School of Politics and International Relations
   
   
  
 

David Stevens

Associate Professor in Political Philosophy, Faculty of Social Sciences

Contact

Expertise Summary

I am interested in a variety of questions within the broad field of normative political philosophy/theory. In particular, this includes questions about social justice, certain aspects of rational choice theory, and other areas of applied ethics (such as education, information technology, and environmentalism). An overarching theme of my work has been the proper place of religion within politics and society.

I welcome doctoral research applications in the following areas; the foundations of liberalism; Rawlsian political philosophy; social justice; political liberalism; anti-perfectionism; just war theory; the philosophy of education; rational choice and religion.

Teaching Summary

I teach within the fields of ethics and contemporary political philosophy, as well as the history of political thought.

My main teaching contributions are within the areas of:

1. Social and global justice

2. The ethics of killing and saving lives

Research Summary

My research is within the field of moral and political philosophy, in particular I am interested in the proper relationship between conceptions of the good (such as religious and ethical conceptions)… read more

Selected Publications

Current Research

My research is within the field of moral and political philosophy, in particular I am interested in the proper relationship between conceptions of the good (such as religious and ethical conceptions) and the role of the liberal democratic state, though my interests extend to questions of social justice more generally.

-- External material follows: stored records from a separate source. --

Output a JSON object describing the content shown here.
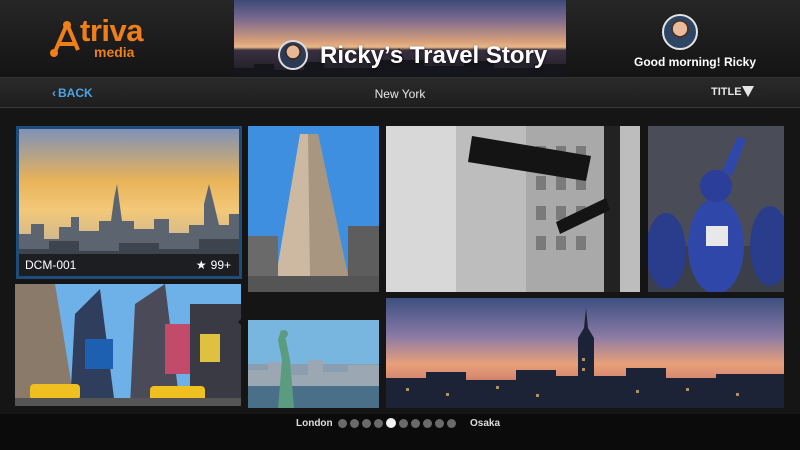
{
  "app": {
    "logo_text": "triva",
    "logo_subtext": "media",
    "brand_color": "#f07f1a"
  },
  "header": {
    "banner_title": "Ricky’s  Travel Story",
    "greeting": "Good morning!  Ricky"
  },
  "subnav": {
    "back_label": "BACK",
    "back_chevron": "‹",
    "city": "New York",
    "sort_label": "TITLE",
    "accent_color": "#4aa3e8"
  },
  "gallery": {
    "featured": {
      "id": "DCM-001",
      "star_glyph": "★",
      "rating": "99+"
    }
  },
  "pager": {
    "prev_label": "London",
    "next_label": "Osaka",
    "total_pages": 10,
    "current_page": 5
  }
}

My research can be broken down into three main areas:

  1. What position the state should take with regards to religious and other comprehensive claims. Particularly, Rawlsian political liberalism, anti-perfectionism, children's education, religious disobedience.
  1. Understanding how the marketplace of religious ideas works. Particularly, explanations of religious group membership, radicalization and extremism, rational choice explanations, and how the new information technologies change and mitigate these dynamics.
  1. Social justice. Particularly, questions of socioeconomic distribution, Rawlsian justice as fairness, equality of opportunity and education, environmental justice.

I am also interested in (though publish less frequently on) ethical and moral questions, such as killing and harming, just war theory, nationality and the structure of moral obligations.

Future Research

I continue to work on questions of religion and its place within modern democratic societies, as well as other questions on social justice and ethics.

School of Politics and International Relations

Law and Social Sciences building
University of Nottingham
University Park
Nottingham, NG7 2RD

Contact us